→ **TASK GOAL**:
Each line of the records below that contains "Input" needs to be copied.

Dataset rows describing interfaces
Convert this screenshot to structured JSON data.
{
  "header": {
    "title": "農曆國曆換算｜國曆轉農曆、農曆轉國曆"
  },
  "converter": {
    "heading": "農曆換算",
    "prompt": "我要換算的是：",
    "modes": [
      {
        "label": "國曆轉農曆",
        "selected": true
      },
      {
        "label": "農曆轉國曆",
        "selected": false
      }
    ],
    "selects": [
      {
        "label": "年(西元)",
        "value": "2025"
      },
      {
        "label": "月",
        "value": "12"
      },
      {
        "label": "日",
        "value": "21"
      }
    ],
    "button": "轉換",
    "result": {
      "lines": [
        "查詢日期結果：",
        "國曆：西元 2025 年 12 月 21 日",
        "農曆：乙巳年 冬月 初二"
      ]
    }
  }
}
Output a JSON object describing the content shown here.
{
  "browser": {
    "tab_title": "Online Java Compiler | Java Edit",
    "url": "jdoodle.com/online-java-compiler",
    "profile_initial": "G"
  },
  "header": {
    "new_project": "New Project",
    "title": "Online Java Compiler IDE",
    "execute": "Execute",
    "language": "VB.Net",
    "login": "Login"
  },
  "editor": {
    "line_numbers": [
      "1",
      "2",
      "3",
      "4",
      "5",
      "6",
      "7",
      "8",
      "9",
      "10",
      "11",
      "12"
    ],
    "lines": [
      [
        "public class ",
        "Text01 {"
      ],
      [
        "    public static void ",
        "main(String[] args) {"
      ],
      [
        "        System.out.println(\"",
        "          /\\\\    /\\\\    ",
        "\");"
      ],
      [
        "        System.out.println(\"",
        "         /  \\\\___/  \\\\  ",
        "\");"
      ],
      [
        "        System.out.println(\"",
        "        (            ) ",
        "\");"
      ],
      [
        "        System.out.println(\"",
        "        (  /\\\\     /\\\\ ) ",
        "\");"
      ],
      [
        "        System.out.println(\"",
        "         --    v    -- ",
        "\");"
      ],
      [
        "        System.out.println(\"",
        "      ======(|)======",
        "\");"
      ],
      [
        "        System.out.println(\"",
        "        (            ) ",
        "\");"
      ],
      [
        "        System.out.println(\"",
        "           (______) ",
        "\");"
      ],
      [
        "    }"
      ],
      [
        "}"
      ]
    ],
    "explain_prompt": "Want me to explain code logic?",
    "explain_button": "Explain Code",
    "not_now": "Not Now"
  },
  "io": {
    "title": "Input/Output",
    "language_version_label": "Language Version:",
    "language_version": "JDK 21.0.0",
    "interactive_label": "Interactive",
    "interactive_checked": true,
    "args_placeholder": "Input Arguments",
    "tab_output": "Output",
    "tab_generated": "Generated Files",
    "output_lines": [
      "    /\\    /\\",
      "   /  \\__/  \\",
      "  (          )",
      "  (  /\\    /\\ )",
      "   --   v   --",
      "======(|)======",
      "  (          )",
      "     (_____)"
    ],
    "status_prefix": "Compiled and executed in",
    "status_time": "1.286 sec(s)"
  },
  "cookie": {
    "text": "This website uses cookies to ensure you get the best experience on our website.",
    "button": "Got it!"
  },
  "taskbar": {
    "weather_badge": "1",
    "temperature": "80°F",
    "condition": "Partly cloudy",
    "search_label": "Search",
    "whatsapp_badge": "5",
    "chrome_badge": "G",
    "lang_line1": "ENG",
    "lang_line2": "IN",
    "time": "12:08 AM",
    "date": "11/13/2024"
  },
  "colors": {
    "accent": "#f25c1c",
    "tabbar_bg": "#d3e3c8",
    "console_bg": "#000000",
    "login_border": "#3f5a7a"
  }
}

→ **EXERCISE SOLUTION**:
    "title": "Input/Output",
    "args_placeholder": "Input Arguments",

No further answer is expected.